Identify all lines below that hold "JSON" and collect them.

(RECORDS PROVIDED Opens)

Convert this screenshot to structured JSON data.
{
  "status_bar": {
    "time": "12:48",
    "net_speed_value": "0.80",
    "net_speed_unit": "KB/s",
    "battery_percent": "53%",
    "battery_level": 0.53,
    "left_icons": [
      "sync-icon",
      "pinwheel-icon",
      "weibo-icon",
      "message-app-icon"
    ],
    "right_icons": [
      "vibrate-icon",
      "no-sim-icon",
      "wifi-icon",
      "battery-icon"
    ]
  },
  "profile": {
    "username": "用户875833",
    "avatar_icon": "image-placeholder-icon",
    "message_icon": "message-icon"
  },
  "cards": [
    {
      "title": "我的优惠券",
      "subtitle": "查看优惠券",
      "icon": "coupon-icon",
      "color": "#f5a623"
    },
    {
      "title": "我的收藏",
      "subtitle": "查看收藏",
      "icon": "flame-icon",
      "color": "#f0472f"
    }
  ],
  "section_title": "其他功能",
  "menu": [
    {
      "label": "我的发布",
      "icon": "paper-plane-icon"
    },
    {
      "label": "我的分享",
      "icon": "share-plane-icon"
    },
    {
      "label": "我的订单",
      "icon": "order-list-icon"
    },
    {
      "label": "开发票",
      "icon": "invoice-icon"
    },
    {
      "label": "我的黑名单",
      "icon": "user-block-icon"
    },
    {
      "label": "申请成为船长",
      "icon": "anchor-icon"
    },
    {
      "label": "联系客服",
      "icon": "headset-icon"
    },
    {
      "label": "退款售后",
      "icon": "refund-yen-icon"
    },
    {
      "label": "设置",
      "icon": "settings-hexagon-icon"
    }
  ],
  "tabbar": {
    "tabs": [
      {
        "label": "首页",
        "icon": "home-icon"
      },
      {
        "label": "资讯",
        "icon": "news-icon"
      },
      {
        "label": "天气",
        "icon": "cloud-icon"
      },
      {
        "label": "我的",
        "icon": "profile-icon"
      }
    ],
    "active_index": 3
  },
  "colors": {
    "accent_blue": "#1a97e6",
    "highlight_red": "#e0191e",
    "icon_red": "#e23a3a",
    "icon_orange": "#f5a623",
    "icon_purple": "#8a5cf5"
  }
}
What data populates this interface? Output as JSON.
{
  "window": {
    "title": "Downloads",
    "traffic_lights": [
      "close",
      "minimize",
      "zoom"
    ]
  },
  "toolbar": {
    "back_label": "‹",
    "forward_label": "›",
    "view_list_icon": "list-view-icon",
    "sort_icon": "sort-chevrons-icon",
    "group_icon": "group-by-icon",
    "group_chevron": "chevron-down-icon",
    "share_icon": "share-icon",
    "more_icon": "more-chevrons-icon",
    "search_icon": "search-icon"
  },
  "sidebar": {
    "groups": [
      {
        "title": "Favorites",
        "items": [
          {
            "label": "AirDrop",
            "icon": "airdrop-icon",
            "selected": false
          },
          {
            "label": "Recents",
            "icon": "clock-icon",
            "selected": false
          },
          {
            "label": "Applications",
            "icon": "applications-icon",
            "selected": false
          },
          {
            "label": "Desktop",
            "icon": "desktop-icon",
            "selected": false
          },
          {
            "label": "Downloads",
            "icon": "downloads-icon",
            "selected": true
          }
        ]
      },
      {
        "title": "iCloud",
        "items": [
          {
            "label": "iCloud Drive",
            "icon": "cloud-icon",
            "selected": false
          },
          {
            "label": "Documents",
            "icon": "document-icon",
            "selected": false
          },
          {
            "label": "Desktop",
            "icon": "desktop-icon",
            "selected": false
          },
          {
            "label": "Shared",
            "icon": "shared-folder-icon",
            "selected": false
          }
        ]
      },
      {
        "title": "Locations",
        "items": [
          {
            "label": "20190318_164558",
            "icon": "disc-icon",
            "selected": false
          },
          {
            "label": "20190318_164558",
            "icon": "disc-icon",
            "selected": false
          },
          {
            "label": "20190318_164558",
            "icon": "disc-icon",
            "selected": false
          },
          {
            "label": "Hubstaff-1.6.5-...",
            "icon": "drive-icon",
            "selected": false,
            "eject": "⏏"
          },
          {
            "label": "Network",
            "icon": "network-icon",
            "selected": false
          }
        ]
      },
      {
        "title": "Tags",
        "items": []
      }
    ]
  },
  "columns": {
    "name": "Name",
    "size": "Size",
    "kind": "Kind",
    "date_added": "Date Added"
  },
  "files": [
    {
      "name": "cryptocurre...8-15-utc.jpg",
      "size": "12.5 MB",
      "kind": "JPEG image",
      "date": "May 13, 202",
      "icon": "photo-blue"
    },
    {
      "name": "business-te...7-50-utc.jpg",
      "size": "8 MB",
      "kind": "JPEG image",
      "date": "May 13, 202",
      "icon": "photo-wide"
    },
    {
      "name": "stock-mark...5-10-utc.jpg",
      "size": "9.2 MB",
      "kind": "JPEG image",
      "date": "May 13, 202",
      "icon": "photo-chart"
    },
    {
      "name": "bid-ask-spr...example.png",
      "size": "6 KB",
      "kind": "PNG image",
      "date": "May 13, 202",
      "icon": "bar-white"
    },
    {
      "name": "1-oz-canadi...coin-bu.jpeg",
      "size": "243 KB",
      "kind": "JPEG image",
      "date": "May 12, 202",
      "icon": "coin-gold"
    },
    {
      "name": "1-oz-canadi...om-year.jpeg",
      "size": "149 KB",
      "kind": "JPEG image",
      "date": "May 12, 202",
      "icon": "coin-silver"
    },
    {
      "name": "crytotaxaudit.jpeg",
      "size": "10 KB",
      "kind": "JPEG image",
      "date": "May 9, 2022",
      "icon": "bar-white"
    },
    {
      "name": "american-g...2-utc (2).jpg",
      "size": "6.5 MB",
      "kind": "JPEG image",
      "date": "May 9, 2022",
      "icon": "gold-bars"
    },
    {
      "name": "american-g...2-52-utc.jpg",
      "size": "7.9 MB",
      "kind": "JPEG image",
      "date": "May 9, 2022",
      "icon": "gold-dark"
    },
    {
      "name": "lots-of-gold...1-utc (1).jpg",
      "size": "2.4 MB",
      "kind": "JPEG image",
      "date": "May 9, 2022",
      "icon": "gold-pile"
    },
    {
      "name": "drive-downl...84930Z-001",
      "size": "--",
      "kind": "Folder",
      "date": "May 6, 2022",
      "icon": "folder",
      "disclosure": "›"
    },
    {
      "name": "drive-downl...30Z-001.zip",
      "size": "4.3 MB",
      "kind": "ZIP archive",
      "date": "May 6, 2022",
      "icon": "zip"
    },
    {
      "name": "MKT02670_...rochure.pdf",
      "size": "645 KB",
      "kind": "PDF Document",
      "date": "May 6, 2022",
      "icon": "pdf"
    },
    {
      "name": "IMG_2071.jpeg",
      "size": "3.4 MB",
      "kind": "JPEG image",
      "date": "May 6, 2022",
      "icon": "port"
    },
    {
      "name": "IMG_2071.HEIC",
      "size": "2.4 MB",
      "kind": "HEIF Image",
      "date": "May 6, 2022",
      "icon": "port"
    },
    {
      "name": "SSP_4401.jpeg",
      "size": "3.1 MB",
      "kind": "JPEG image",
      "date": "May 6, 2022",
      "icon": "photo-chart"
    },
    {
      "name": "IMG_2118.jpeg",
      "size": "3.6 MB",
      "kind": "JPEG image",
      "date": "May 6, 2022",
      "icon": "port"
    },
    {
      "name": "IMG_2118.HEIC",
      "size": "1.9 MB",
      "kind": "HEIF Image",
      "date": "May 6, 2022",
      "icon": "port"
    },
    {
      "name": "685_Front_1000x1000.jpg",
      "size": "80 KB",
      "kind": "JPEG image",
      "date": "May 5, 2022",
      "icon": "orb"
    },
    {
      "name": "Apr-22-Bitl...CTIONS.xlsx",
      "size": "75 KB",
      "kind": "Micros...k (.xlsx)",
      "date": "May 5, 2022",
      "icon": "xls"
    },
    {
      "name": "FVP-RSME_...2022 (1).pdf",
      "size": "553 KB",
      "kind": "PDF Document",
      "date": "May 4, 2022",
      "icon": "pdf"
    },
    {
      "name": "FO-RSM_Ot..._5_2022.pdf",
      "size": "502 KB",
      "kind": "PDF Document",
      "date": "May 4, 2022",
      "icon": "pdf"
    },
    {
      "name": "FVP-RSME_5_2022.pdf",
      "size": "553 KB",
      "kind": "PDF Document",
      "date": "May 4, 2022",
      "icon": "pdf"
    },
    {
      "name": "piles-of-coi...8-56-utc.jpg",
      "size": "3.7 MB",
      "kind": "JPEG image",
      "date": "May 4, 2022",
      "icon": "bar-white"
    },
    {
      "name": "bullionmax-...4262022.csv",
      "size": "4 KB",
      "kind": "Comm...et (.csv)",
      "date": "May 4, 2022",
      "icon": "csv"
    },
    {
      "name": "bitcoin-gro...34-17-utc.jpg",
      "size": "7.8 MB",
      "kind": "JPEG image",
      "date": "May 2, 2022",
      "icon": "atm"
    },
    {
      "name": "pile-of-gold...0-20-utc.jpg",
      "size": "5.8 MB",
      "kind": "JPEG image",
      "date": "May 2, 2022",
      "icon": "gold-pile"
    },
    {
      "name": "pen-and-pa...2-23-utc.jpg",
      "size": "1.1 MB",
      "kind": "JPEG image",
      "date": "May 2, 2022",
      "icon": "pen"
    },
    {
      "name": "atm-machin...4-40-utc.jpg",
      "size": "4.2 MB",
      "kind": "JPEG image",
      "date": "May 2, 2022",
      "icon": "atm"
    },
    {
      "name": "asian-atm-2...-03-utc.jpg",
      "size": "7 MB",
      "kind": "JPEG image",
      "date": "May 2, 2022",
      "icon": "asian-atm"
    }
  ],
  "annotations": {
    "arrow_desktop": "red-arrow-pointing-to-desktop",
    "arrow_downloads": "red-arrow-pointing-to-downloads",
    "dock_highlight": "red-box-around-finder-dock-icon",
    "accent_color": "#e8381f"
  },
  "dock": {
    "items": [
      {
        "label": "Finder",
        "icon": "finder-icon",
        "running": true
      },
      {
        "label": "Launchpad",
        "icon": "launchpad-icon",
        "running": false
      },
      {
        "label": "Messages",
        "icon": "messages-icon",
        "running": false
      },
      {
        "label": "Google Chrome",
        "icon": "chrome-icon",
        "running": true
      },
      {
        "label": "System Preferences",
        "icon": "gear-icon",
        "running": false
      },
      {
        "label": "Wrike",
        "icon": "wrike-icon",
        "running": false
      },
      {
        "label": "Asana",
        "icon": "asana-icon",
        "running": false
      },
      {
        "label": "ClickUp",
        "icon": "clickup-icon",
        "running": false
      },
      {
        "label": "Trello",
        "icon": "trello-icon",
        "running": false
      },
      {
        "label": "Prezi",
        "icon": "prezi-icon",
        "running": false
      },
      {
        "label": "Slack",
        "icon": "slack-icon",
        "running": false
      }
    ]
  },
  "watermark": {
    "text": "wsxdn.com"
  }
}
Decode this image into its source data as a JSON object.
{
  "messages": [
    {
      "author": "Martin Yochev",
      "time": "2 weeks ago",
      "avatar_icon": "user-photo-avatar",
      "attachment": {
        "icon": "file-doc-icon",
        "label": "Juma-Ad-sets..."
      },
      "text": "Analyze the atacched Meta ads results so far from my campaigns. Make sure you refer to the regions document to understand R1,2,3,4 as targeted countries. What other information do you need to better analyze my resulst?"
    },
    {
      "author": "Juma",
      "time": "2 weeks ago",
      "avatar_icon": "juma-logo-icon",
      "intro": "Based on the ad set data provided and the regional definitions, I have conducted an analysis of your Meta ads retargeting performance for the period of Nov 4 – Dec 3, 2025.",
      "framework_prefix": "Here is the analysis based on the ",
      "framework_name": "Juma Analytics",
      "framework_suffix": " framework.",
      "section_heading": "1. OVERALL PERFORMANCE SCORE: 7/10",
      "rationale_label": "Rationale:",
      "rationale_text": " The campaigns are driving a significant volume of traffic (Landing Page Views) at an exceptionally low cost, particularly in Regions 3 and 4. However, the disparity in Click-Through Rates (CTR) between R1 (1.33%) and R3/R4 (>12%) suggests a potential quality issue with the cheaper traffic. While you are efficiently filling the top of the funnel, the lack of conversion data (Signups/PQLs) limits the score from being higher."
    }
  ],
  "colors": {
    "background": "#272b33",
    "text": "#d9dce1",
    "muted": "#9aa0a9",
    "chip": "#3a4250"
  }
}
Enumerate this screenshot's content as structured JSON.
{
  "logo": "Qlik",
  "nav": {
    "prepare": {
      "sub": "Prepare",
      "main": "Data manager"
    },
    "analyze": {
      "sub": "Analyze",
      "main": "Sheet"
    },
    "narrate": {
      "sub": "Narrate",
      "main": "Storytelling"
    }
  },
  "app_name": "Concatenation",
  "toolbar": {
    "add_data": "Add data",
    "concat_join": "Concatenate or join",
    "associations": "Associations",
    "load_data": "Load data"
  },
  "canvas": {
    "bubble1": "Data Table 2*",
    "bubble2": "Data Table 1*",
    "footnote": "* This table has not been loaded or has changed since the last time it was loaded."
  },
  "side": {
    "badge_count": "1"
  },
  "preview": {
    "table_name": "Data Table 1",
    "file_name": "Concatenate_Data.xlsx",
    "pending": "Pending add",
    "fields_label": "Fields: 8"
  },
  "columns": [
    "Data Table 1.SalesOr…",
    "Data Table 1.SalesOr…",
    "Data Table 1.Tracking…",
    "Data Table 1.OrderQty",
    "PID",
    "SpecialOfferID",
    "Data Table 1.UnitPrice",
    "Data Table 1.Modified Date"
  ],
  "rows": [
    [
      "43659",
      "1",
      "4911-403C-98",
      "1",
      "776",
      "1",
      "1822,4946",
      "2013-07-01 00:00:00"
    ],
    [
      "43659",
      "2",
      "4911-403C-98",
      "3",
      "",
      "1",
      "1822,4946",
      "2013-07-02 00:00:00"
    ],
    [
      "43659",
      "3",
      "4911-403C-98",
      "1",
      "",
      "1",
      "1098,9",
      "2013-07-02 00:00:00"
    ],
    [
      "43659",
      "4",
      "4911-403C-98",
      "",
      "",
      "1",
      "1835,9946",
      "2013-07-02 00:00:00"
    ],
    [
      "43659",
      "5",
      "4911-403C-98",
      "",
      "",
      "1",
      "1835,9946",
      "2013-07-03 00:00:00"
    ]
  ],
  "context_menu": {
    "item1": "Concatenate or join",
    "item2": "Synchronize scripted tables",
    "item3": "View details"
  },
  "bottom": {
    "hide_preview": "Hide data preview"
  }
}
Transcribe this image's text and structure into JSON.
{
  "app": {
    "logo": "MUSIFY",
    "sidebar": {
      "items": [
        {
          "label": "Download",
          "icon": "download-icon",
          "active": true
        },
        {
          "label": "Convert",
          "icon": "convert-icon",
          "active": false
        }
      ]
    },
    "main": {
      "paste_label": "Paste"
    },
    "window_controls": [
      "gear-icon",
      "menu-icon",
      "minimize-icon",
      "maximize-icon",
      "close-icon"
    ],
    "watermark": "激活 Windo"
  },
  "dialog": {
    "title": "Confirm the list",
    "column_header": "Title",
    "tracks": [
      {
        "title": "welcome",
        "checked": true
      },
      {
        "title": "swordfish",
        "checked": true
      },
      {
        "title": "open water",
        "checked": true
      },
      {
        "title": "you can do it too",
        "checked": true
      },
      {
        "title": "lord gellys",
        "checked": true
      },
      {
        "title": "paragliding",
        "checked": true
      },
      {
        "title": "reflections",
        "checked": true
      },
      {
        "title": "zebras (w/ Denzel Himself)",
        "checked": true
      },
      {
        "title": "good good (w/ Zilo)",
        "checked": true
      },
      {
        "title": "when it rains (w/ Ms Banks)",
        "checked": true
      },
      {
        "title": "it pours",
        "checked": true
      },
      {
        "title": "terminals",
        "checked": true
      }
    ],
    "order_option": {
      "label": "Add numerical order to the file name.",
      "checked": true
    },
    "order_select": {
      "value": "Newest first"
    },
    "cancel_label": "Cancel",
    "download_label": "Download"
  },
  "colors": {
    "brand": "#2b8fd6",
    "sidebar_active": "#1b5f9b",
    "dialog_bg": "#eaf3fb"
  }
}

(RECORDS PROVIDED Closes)

OUTPUT FOR THIS TASK
Convert this screenshot to structured JSON data.
What data populates this interface? Output as JSON.
Decode this image into its source data as a JSON object.
Enumerate this screenshot's content as structured JSON.
Transcribe this image's text and structure into JSON.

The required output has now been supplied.